Sheep were the mainstay of ancient cultures, by far the most important of the domesticated animals. Able to survive almost anywhere, over-wintering successfully, they provided not just milk, meat and skin, but warm clothing. This is why so many of the earliest gods and their myths are sheep related, from the Egyptian Ra (ram) to the later Christian Lamb of God. But sheep have not only sustained us for thousands of years. Sheep farming also underpinned the growth of European nation states, international trade and modern economies.
In effect sheep built the modern world. The demands of the woollen textile industry both drove and financed the Industrial Revolution. The British Empire was founded on wool. The space needed for sheep drove millions off the land, many of whom took them to Australasia and the Americas. With over a billion sheep in the world today the humanity-sheep relationship represents the most successful example of mammalian symbiosis on the planet.
The story of the sheep is the story of humanity, a surprisingly exciting and gripping tale that deserves to be told. Spanning a vast period of time, it includes some of the most famous names that have been left to us by history, and many that deserve to better recognised.
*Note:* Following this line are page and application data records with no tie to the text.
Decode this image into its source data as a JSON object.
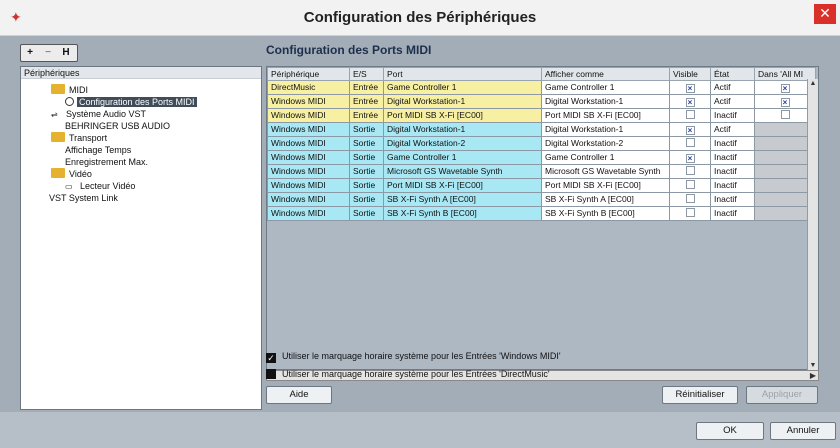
{
  "window": {
    "title": "Configuration des Périphériques",
    "close_label": "✕",
    "app_icon": "cubase-logo-icon"
  },
  "tree_toolbar": {
    "add": "+",
    "remove": "−",
    "reset": "H"
  },
  "tree": {
    "header": "Périphériques",
    "items": [
      {
        "label": "MIDI",
        "icon": "folder-icon"
      },
      {
        "label": "Configuration des Ports MIDI",
        "icon": "clock-icon"
      },
      {
        "label": "Système Audio VST",
        "icon": "audio-icon"
      },
      {
        "label": "BEHRINGER USB AUDIO",
        "icon": ""
      },
      {
        "label": "Transport",
        "icon": "folder-icon"
      },
      {
        "label": "Affichage Temps",
        "icon": ""
      },
      {
        "label": "Enregistrement Max.",
        "icon": ""
      },
      {
        "label": "Vidéo",
        "icon": "folder-icon"
      },
      {
        "label": "Lecteur Vidéo",
        "icon": "video-icon"
      },
      {
        "label": "VST System Link",
        "icon": ""
      }
    ]
  },
  "main": {
    "title": "Configuration des Ports MIDI",
    "columns": [
      "Périphérique",
      "E/S",
      "Port",
      "Afficher comme",
      "Visible",
      "État",
      "Dans 'All MI"
    ],
    "rows": [
      {
        "device": "DirectMusic",
        "io": "Entrée",
        "port": "Game Controller 1",
        "display": "Game Controller 1",
        "visible": true,
        "state": "Actif",
        "all_midi": true,
        "type": "in"
      },
      {
        "device": "Windows MIDI",
        "io": "Entrée",
        "port": "Digital Workstation-1",
        "display": "Digital Workstation-1",
        "visible": true,
        "state": "Actif",
        "all_midi": true,
        "type": "in"
      },
      {
        "device": "Windows MIDI",
        "io": "Entrée",
        "port": "Port MIDI SB X-Fi [EC00]",
        "display": "Port MIDI SB X-Fi [EC00]",
        "visible": false,
        "state": "Inactif",
        "all_midi": false,
        "type": "in"
      },
      {
        "device": "Windows MIDI",
        "io": "Sortie",
        "port": "Digital Workstation-1",
        "display": "Digital Workstation-1",
        "visible": true,
        "state": "Actif",
        "all_midi": null,
        "type": "out"
      },
      {
        "device": "Windows MIDI",
        "io": "Sortie",
        "port": "Digital Workstation-2",
        "display": "Digital Workstation-2",
        "visible": false,
        "state": "Inactif",
        "all_midi": null,
        "type": "out"
      },
      {
        "device": "Windows MIDI",
        "io": "Sortie",
        "port": "Game Controller 1",
        "display": "Game Controller 1",
        "visible": true,
        "state": "Inactif",
        "all_midi": null,
        "type": "out"
      },
      {
        "device": "Windows MIDI",
        "io": "Sortie",
        "port": "Microsoft GS Wavetable Synth",
        "display": "Microsoft GS Wavetable Synth",
        "visible": false,
        "state": "Inactif",
        "all_midi": null,
        "type": "out"
      },
      {
        "device": "Windows MIDI",
        "io": "Sortie",
        "port": "Port MIDI SB X-Fi [EC00]",
        "display": "Port MIDI SB X-Fi [EC00]",
        "visible": false,
        "state": "Inactif",
        "all_midi": null,
        "type": "out"
      },
      {
        "device": "Windows MIDI",
        "io": "Sortie",
        "port": "SB X-Fi Synth A [EC00]",
        "display": "SB X-Fi Synth A [EC00]",
        "visible": false,
        "state": "Inactif",
        "all_midi": null,
        "type": "out"
      },
      {
        "device": "Windows MIDI",
        "io": "Sortie",
        "port": "SB X-Fi Synth B [EC00]",
        "display": "SB X-Fi Synth B [EC00]",
        "visible": false,
        "state": "Inactif",
        "all_midi": null,
        "type": "out"
      }
    ],
    "options": [
      {
        "label": "Utiliser le marquage horaire système pour les Entrées 'Windows MIDI'",
        "checked": true
      },
      {
        "label": "Utiliser le marquage horaire système pour les Entrées 'DirectMusic'",
        "checked": false
      }
    ],
    "buttons": {
      "help": "Aide",
      "reset": "Réinitialiser",
      "apply": "Appliquer"
    }
  },
  "footer": {
    "ok": "OK",
    "cancel": "Annuler"
  },
  "colors": {
    "input_row": "#f7f0a2",
    "output_row": "#a8e7f4",
    "selected": "#3f4d5b",
    "close": "#d9302a"
  }
}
Alan Butler has had a life-long interest in sheep. He writes stage and radio plays, and has published Civilization One, The Templar Continuum, The Virgin and the Pentacle and The Goddess, the Grail and the Lodge. He lives in the East Riding, England.